- Buster Olney, Senior Writer, ESPN The Magazine
Colleague Keith Law released his top 100 prospects list today, and this includes a bunch of youngsters who won't reach the big leagues until late in 2014 or 2015.
But there will be some young players who will have an immediate impact this coming season -- some right away, some later in the year. Based on how spring training goes, every guy on this list at least has a chance to begin the year in the big leagues.
He figures to be a dangerous weapon in the Tampa Bay rotation, and there are plenty of New York Yankees and Texas Rangers who saw the left-hander late last season who will attest to Moore's extraordinary ability. He is the American League version of Stephen Strasburg. A lot of young starters are greatly limited by an innings count early in their careers, but remember -- Moore was drafted in 2007 and he threw 174.1 innings last season, between the minors (155) and majors (19.1), including the postseason. So the Rays will likely be OK with him throwing about 200 innings this year.
There will be lots of debate in spring training about whether Montero is ready to catch in the big leagues and whether his future is as an everyday catcher or DH. But he will hit, and he will hit somewhere in the middle of the Seattle lineup, which is why the Yankees have felt all along that there is less risk for the Mariners in the Michael Pineda trade than there is for the Yankees.
The more conservative faction in the Washington organization will want Harper to start 2012 in the minor leagues, while manager Davey Johnson will probably be the strongest advocate for opening the year with Harper as his everyday right fielder. Johnson said a few weeks ago that he thinks Harper can adjust to breaking balls and use the whole field, two prerequisites for a young player to advance to the big leagues. But regardless of whether Harper starts the year in Triple-A or in Washington, he's going to be in the big leagues sometime early in 2012.
The only unknown about Teheran is how he'll get his chance, because the Braves have a lot of returning starting pitchers with Tim Hudson, Brandon Beachy, Tommy Hanson, Jair Jurrjens and Mike Minor. But the opportunity will be there at some point.
6. Nolan Arenado, 3B, Colorado Rockies
Part of the reason Arizona should be the favorite to win the NL West to open the year is the D-backs' remarkable depth, and Skaggs and Bauer are a part of that. Whether it's because of injury or because Skaggs and Bauer force their way to the majors, they will both be factors this year.
Detroit talked about Turner as possible trade bait a little, but in the end, GM David Dombrowski clung to the right-hander, who figures to get a shot in the big leagues sometime this year. Remember -- the Tigers haven't filled the No. 5 spot in their rotation, and Turner impressed in his one start last year.
10. Drew Pomeranz, P, Rockies
He had a handful of starts in Double-A last year and dominated. His innings count will be closely monitored by the Rockies this year.
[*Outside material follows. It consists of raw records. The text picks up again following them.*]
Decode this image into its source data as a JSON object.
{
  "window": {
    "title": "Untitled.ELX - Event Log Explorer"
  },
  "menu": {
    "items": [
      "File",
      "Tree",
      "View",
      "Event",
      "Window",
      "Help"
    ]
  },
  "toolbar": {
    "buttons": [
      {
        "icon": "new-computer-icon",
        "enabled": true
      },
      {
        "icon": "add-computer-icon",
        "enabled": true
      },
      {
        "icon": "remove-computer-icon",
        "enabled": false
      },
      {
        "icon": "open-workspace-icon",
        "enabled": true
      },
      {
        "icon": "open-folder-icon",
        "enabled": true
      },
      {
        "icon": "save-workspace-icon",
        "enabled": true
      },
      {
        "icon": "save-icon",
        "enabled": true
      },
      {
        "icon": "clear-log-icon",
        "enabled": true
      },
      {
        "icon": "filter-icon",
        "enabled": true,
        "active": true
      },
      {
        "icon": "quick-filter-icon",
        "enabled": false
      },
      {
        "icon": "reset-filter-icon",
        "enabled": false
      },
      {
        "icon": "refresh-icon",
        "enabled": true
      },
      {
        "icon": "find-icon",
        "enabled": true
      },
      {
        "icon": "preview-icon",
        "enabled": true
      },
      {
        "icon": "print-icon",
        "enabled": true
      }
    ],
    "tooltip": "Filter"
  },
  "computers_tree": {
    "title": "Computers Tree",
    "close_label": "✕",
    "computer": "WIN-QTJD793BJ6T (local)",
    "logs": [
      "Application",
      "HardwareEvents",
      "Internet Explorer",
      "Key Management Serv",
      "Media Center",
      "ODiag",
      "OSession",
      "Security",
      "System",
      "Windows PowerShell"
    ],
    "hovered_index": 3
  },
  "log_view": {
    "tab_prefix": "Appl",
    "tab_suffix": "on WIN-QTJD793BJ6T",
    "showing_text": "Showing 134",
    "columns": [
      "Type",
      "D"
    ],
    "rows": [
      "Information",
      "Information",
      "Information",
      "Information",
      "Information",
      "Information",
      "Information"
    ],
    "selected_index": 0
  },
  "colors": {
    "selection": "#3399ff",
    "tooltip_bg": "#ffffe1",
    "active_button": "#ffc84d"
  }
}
Potential trade targets
Inspired by a conversation with colleague Jayson Stark, some guys who might be traded in spring training (or before):
Jeff Niemann, Rays: Tampa Bay isn't going to give him away, but at the same time, the Rays have six starters for five spots and Niemann is probably the most likely guy to move if they choose to make a deal.
Jake Westbrook, St. Louis Cardinals: Roy Oswalt wants to play with the Cardinals and they are interested, but Oswalt continues to look for more money. If St. Louis signs Oswalt, Westbrook would be the most likely guy to get bumped out of the rotation and into the bullpen. If Westbrook was devoted to the idea of continuing as a starter, he would have to waive his full no-trade clause.
It's a heck of a gamble for the franchise. To put this into perspective for the Marlins: Before the offseason began, the only deal of more than $40 million made by the Marlins was with Hanley Ramirez. And this would be the third such deal for Miami in the last three months.
The Marlins say they're OK with the risks presented by Cespedes.
Cespedes is not worth the risk for the Tigers, writes Tony Paul.
It's sort of an existential question that nobody can know the answer to: Would Alderson have taken the job if he had known exactly just how deeply the Mets' cuts were going to go?
Moves, deals and decisions
11. The Mariners might not be as young as expected.
• Gary Carter has shown extraordinary courage to his players, writes Jeff Bradley.
• Oil Can Boyd says he pitched about two-thirds of his games under the influence of cocaine, writes Nick Cafardo.
• The Nationals are reaping the harvest from their farm system.
• The Yankees are getting a Japanese pitcher without the mystery, writes David Waldstein.
• A bunch of Tigers spring training games will be televised.
• A bunch of Rays games will be televised this summer.
• The Hall of Fame is beginning a drug education program.
• Vanderbilt had a strong second half.
And today will be better than yesterday.